**DATA SUPPLIED:**
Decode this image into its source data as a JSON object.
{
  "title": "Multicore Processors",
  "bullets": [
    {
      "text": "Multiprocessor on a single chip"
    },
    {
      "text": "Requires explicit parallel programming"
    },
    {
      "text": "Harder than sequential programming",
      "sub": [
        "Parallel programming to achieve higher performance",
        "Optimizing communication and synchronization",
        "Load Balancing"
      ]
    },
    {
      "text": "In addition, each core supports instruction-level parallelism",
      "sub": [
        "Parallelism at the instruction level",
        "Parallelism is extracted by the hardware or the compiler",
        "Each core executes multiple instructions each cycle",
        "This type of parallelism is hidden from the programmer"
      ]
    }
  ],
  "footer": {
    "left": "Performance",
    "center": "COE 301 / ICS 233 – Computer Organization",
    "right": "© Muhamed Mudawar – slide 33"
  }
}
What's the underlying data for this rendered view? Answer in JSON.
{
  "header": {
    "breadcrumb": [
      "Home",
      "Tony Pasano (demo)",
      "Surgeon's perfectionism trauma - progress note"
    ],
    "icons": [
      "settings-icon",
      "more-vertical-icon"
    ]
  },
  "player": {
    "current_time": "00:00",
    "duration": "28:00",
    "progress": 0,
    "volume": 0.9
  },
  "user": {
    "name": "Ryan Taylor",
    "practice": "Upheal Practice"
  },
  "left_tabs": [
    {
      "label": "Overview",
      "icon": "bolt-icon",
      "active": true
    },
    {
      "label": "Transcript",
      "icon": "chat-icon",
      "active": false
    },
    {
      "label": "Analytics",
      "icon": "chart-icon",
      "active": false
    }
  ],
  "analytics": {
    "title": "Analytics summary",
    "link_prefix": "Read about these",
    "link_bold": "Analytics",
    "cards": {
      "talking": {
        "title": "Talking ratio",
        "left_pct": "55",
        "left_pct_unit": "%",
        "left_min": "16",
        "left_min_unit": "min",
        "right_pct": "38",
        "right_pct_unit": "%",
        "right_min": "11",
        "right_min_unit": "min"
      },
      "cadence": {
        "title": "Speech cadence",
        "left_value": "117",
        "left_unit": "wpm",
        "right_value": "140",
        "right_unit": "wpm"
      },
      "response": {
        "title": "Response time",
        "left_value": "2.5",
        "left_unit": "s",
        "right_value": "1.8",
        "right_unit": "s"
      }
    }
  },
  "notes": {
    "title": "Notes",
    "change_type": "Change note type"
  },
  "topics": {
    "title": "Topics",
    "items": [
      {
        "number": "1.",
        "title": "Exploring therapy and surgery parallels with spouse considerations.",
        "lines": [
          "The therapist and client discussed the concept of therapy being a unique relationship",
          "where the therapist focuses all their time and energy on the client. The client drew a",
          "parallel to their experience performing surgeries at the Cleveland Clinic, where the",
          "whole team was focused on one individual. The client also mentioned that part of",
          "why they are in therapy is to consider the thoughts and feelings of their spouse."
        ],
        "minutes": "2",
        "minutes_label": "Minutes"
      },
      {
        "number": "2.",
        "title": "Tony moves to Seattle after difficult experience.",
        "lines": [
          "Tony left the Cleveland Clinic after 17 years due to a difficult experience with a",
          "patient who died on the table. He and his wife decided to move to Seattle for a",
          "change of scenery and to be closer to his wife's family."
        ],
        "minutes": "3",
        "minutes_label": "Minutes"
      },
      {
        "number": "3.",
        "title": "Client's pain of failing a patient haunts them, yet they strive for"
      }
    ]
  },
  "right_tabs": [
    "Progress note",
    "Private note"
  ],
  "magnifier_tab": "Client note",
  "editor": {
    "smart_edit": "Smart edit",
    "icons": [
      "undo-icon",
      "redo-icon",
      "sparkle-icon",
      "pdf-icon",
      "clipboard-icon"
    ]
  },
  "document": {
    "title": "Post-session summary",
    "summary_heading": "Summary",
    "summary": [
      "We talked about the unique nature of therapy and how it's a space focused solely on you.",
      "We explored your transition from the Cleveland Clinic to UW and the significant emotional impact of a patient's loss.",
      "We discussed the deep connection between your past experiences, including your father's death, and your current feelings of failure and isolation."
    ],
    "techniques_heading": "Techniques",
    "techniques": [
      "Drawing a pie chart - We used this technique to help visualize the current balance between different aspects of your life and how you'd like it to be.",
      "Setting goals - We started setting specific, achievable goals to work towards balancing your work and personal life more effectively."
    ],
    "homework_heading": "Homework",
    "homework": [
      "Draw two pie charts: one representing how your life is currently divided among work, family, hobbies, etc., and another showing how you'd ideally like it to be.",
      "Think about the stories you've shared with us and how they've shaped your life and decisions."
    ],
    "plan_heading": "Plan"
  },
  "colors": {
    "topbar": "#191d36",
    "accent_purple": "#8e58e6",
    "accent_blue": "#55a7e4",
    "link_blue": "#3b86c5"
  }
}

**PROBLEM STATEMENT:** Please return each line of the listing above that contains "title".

**RESPONSE TO THE TASK:**
  "title": "Multicore Processors",
    "title": "Analytics summary",
        "title": "Talking ratio",
        "title": "Speech cadence",
        "title": "Response time",
    "title": "Notes",
    "title": "Topics",
        "title": "Exploring therapy and surgery parallels with spouse considerations.",
        "title": "Tony moves to Seattle after difficult experience.",
        "title": "Client's pain of failing a patient haunts them, yet they strive for"
    "title": "Post-session summary",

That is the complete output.